Press Release (ePRNews.com) - TAIPEI, Taiwan - Jan 23, 2019 - Earlier this week, China reported that its economy had grown at the lowest rate in almost three decades with GDP reaching only 6.6 percent last year.
The International Monetary Fund downgraded growth forecasts for the global economy for this year and next, citing China’s slowing economy and risks from Brexit as reasons for the gloomier predictions.
In spite of an increasingly negative economic outlook, Warrington Shaw analysts say oil prices have received a much-needed boost from OPEC led production cuts. Towards the end of December last year, OPEC and its allies decided to extend output cuts in order to prevent an oversupply problem. It was decided that oil production would be cut by 1.2 million barrels per day.
But as the threat to global growth increases and concerns were fueled by recent news that US officials had canceled trade discussions with their Chinese counterparts this week, oil prices slumped.
On Tuesday, Brent crude futures fell 0.8% and WTI crude futures were down 0.7%.
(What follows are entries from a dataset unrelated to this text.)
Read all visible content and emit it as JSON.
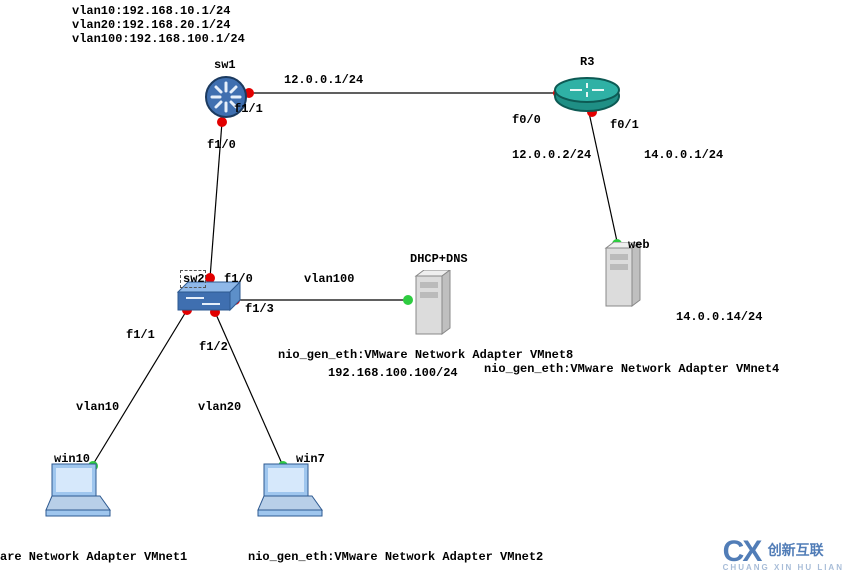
{
  "header": {
    "vlan10": "vlan10:192.168.10.1/24",
    "vlan20": "vlan20:192.168.20.1/24",
    "vlan100": "vlan100:192.168.100.1/24"
  },
  "nodes": {
    "sw1": {
      "label": "sw1"
    },
    "sw2": {
      "label": "sw2"
    },
    "r3": {
      "label": "R3"
    },
    "dhcp": {
      "label": "DHCP+DNS"
    },
    "web": {
      "label": "web"
    },
    "win10": {
      "label": "win10"
    },
    "win7": {
      "label": "win7"
    }
  },
  "ports": {
    "sw1_f11": "f1/1",
    "sw1_f10": "f1/0",
    "sw2_f10": "f1/0",
    "sw2_f11": "f1/1",
    "sw2_f12": "f1/2",
    "sw2_f13": "f1/3",
    "r3_f00": "f0/0",
    "r3_f01": "f0/1"
  },
  "nets": {
    "net12_1": "12.0.0.1/24",
    "net12_2": "12.0.0.2/24",
    "net14_1": "14.0.0.1/24",
    "net14_14": "14.0.0.14/24",
    "vlan100": "vlan100",
    "vlan10": "vlan10",
    "vlan20": "vlan20",
    "dhcp_ip": "192.168.100.100/24"
  },
  "nio": {
    "vmnet8": "nio_gen_eth:VMware Network Adapter VMnet8",
    "vmnet4": "nio_gen_eth:VMware Network Adapter VMnet4",
    "vmnet1_short": "are Network Adapter VMnet1",
    "vmnet2": "nio_gen_eth:VMware Network Adapter VMnet2"
  },
  "watermark": {
    "logo": "CX",
    "cn": "创新互联",
    "py": "CHUANG XIN HU LIAN"
  }
}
Analysts at Warrington Shaw say cooling manufacturing activity in the world’s second largest economy is affecting the demand for oil and fears of a global economic slowdown were fueling concerns about future demand for the commodity.
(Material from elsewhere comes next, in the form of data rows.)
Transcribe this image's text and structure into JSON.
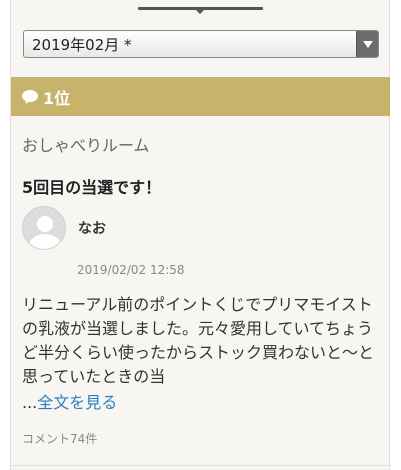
{
  "month_select": {
    "value": "2019年02月 *"
  },
  "rank": {
    "label": "1位",
    "icon": "speech-bubble-icon"
  },
  "post": {
    "category": "おしゃべりルーム",
    "title": "5回目の当選です！",
    "username": "なお",
    "timestamp": "2019/02/02 12:58",
    "body": "リニューアル前のポイントくじでプリマモイストの乳液が当選しました。元々愛用していてちょうど半分くらい使ったからストック買わないと〜と思っていたときの当",
    "ellipsis": "...",
    "read_more": "全文を見る",
    "comments": "コメント74件"
  },
  "colors": {
    "rank_bar": "#c7b46a",
    "link": "#2a7fc4",
    "background": "#f7f6f2"
  }
}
But Warrington Shaw analysts say that based on the recent forecasts of the International Energy Agency which predicted that demand for oil would increase to 1.4 million barrels per day this year, the oil market could rebalance during 2019.
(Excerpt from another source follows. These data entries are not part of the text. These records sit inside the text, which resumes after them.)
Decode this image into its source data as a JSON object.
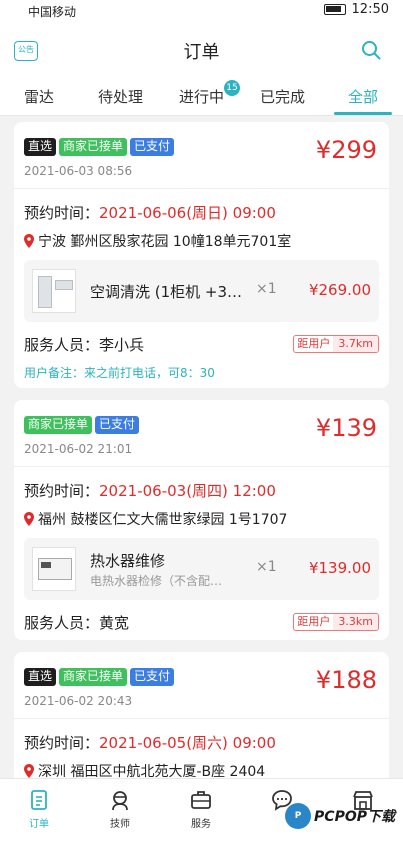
{
  "status_bar": {
    "carrier": "中国移动",
    "time": "12:50"
  },
  "header": {
    "title": "订单",
    "notice_label": "公告"
  },
  "tabs": [
    {
      "label": "雷达"
    },
    {
      "label": "待处理"
    },
    {
      "label": "进行中",
      "badge": "15"
    },
    {
      "label": "已完成"
    },
    {
      "label": "全部",
      "active": true
    }
  ],
  "common": {
    "appt_prefix": "预约时间：",
    "staff_prefix": "服务人员：",
    "distance_label": "距用户"
  },
  "orders": [
    {
      "tags": [
        "直选",
        "商家已接单",
        "已支付"
      ],
      "price": "¥299",
      "date": "2021-06-03 08:56",
      "appointment_time": "2021-06-06(周日) 09:00",
      "address": "宁波 鄞州区殷家花园 10幢18单元701室",
      "item": {
        "name": "空调清洗 (1柜机 +3…",
        "desc": "",
        "qty": "×1",
        "price": "¥269.00"
      },
      "staff": "李小兵",
      "distance": "3.7km",
      "remark": "用户备注：来之前打电话，可8：30"
    },
    {
      "tags": [
        "商家已接单",
        "已支付"
      ],
      "price": "¥139",
      "date": "2021-06-02 21:01",
      "appointment_time": "2021-06-03(周四) 12:00",
      "address": "福州 鼓楼区仁文大儒世家绿园 1号1707",
      "item": {
        "name": "热水器维修",
        "desc": "电热水器检修（不含配…",
        "qty": "×1",
        "price": "¥139.00"
      },
      "staff": "黄宽",
      "distance": "3.3km"
    },
    {
      "tags": [
        "直选",
        "商家已接单",
        "已支付"
      ],
      "price": "¥188",
      "date": "2021-06-02 20:43",
      "appointment_time": "2021-06-05(周六) 09:00",
      "address": "深圳 福田区中航北苑大厦-B座 2404"
    }
  ],
  "tabbar": [
    {
      "label": "订单",
      "icon": "order-icon",
      "active": true
    },
    {
      "label": "技师",
      "icon": "technician-icon"
    },
    {
      "label": "服务",
      "icon": "service-icon"
    },
    {
      "label": "",
      "icon": "message-icon"
    },
    {
      "label": "",
      "icon": "store-icon"
    }
  ],
  "watermark": {
    "logo": "P",
    "text": "PCPOP下载"
  },
  "colors": {
    "accent": "#2bb3c0",
    "price_red": "#e02b2b",
    "tag_green": "#3ec05d",
    "tag_blue": "#3b7de0",
    "tag_black": "#1e1e1e"
  }
}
In order for the oil market to rebalance, Warrington Shaw analysts say OPEC and its allies will need to continue to implement the existing production restrictions. Source :